Marine Le Pen is under investigation at the European Parliament for détournement of funds but as her father taught her long ago, it’s nothing to be ashamed of. (It’s known as the Farage Two-Step: take the money and then… stand there as if you bloody hell haven’t done a damn thing out of the ordinary.) The Front National is untouchable anyway: their entire existence is a scandal, an outrageous family opera that pretends to be about politics and is instead an anachronistic vision of France that stretches as far back as Algeria… and Vichy… and don’t ask. Industrial policy? Don’t ask. Marine wasted the debate getting excised over burkinis, a Moslem approximation of what proper ladies wore to the beach 100 years ago. Jews, Papa’s bete noire, are already fleeing to Israel in record numbers. There’s a good chance she’ll blow her Golden Opportunity when everyone else is in disarray.

But maybe not.

Of Le Pen and Macron there will be plenty to say as the campaign grinds on. Hopefully we can find some humor in it. France employs the antiquated first-past-post system with two rounds of voting, eleven current candidates winnowed down to two for the final on May 7. (You can check under the hood here.)

And yet “Macron surges among undecideds…” Let’s forget about parties and polls.
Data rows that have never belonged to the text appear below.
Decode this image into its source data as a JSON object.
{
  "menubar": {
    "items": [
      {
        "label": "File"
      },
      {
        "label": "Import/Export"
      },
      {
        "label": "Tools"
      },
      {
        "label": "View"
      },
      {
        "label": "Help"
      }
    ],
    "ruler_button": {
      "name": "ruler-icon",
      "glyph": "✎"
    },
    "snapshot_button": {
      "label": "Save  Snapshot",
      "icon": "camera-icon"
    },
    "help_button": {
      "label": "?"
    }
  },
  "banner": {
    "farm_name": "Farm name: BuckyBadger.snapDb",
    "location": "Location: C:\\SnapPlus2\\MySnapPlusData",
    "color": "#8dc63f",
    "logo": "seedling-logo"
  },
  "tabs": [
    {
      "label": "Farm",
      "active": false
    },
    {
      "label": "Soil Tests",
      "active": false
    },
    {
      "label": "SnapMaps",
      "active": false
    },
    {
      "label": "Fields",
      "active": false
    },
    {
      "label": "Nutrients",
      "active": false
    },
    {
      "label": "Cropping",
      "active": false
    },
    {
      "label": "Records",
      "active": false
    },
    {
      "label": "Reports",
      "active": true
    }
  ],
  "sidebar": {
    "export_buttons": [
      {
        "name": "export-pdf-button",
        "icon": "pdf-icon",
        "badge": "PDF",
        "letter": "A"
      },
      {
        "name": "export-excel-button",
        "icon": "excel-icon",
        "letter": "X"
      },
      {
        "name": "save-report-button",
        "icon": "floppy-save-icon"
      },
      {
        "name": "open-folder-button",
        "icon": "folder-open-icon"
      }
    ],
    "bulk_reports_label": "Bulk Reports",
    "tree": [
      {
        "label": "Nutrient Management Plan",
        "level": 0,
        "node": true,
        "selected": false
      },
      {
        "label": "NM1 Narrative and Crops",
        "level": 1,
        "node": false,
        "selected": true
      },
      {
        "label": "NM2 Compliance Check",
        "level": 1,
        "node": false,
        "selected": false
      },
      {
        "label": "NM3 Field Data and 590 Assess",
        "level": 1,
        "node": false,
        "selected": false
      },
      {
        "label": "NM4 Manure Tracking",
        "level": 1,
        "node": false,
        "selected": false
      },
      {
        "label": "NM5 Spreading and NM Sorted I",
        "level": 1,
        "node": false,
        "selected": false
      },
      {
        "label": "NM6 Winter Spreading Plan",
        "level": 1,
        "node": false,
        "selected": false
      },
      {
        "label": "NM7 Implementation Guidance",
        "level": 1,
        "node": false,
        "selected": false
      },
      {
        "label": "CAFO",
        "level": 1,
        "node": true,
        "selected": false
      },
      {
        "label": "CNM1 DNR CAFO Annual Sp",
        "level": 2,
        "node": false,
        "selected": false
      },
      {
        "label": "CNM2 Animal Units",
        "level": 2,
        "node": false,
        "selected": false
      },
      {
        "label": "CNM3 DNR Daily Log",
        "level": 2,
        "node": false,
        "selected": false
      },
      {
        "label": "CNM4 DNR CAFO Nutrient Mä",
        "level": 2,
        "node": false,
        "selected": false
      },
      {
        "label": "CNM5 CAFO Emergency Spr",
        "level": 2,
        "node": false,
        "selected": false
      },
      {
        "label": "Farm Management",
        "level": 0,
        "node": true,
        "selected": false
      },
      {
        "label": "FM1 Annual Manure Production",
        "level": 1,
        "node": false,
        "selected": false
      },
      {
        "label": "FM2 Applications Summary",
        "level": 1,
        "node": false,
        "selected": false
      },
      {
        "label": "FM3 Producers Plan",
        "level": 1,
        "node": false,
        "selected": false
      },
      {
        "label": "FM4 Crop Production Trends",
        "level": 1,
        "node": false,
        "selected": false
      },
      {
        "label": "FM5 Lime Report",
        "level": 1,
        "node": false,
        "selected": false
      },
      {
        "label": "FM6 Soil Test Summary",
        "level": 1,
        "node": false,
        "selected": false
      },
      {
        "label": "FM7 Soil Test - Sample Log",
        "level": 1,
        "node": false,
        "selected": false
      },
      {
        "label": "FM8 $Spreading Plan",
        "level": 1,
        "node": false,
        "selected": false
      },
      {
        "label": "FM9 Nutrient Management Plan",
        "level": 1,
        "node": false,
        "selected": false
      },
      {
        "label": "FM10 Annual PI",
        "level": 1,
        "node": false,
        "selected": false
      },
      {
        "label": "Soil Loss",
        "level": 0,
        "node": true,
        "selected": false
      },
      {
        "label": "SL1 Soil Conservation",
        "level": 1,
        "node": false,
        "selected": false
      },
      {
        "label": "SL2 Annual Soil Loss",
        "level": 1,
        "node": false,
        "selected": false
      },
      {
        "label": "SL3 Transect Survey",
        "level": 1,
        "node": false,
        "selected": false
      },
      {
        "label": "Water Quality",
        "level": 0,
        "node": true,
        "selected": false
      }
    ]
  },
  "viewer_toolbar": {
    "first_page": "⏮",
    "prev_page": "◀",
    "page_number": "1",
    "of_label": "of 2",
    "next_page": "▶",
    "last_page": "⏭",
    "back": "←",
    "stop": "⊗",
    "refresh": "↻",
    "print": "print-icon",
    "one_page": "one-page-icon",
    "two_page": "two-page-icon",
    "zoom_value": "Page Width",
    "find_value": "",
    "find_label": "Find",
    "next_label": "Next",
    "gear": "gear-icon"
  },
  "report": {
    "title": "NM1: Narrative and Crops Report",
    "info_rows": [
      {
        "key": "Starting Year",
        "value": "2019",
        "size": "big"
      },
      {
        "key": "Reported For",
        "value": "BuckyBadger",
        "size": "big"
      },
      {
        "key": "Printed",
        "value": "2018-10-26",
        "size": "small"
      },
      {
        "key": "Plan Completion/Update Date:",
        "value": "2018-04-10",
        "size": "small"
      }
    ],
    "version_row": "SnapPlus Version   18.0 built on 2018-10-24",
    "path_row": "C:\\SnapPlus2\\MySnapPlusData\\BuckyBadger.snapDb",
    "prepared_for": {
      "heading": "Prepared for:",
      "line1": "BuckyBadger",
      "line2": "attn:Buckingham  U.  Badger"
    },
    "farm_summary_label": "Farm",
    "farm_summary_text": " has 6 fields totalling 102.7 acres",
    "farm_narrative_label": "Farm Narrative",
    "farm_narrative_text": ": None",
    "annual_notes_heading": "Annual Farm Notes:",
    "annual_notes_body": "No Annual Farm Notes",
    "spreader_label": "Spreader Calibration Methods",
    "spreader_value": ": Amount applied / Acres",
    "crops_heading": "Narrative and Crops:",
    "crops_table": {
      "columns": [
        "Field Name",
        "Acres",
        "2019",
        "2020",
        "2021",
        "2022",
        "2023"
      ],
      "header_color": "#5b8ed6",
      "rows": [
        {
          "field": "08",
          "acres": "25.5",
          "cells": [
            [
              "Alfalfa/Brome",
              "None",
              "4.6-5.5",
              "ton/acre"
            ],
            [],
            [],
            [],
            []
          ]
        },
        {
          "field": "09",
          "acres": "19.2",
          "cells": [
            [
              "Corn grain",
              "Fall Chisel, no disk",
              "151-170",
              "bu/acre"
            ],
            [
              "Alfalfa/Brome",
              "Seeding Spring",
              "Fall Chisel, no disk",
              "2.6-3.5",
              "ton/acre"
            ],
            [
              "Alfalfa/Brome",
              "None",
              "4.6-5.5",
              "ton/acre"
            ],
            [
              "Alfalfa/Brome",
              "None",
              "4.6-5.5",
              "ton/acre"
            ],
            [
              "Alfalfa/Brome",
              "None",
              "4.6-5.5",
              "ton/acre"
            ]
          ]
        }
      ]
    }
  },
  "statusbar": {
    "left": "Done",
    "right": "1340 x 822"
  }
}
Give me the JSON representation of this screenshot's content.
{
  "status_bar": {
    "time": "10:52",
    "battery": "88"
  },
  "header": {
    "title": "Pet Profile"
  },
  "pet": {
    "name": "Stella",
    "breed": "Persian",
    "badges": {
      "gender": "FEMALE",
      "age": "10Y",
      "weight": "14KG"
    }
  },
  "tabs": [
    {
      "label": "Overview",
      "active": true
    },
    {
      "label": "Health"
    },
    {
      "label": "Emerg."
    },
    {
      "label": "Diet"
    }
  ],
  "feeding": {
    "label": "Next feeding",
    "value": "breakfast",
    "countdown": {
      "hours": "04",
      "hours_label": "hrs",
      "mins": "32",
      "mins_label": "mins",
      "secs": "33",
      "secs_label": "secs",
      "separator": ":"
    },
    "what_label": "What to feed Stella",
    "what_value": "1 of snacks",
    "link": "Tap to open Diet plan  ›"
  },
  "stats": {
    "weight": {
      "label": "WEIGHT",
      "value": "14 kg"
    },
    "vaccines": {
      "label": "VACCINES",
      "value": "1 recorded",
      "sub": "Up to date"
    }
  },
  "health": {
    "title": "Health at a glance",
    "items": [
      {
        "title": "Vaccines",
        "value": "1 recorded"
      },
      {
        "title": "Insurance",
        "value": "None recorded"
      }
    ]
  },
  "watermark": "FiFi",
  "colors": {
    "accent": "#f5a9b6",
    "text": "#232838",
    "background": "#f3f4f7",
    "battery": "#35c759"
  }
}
Yesterday’s news. The Socialists look finished after Hollande and Les Republicains after Sarko and Fillon. Empty shells, hollowed out by money, avarice, lifeless ideologies. Is there a future for parties in living-breathing democracies, even the half-strangled ones? Maybe the left-right schism is over, too. Both Mélenchon and Le Pen want to drag France out of the Europe, Melenchon out of NATO, Le Pen out of the EU. Some sort of realignment awaits, some sort of opening for new energies must come about…

The early money on the horses says Macron over Le Pen but a whole slew of things can happen between now and the finish line. It feels like we’re in some species of Eternal Return, repeating things over and over without knowing it, sleepwalking towards an Apocalypse where the ponies collapse from exhaustion, panting for water. Or like the Bukowski novel where the losers always pick the wrong horses and the two factotums make off with the loot…

So, I say it’s Le Pen and not Macron. How so?

I get around a little and I meet people who’ve probably never been polled in their entire lives but who vote. Farmers, carpenters, some educated, some not. Macron with his bright and shiny future, his financial investments in this and that, his neither left nor right, Hamon with his universal income… it doesn’t touch them. They don’t believe it. Even after the first debate, they still don’t know who Macron is except a young guy in a sharp suit. Of the EU, on which everyone is dependent, they see an organization that refuses to adjust. Do they want closed borders, zero immigration and the old currency, le sacré franc, as Le Pen insists? Not one person has said as much to me but that, too, is not the issue. The issue is what they will do in early May when faced with More of the Same or Throw Them Out, and whether they decide, like a gambler down to his last desperate throw, to take the risk of a far-right candidate they don’t trust but who will administer a shock to the system. Either that or they don’t vote at all, which ends up being the same thing.

Trump will likely have an effect. As he inevitably stumbles and proves how impossible it is for a clueless autocrat to govern, his model will look less and less savoury. From the point of view of France, it’s question of when. It’s a short season. May comes soon.

Change the optics a bit and the question posed above returns: where’s the alternate current in France? Smaller countries (either land size or population), less encumbered by a domineering colonial past, seem to go in one direction (Canada, Denmark, Spain, Scotland, parts of central Europe, Latin America) while the Old Giants, the UK, Russia, China, the U.S. seem “doomed and determined” to adopt a schlerotic, oligarchic model. Which camp for France?

I realize that my form of polling and rampant speculation is unofficial, untabulated, anecdotal, probably inadmissable. But it’s as good as “Pretty Boy Macron up 3% this week, vows to woo London financiers to Paris.”

On verra, France.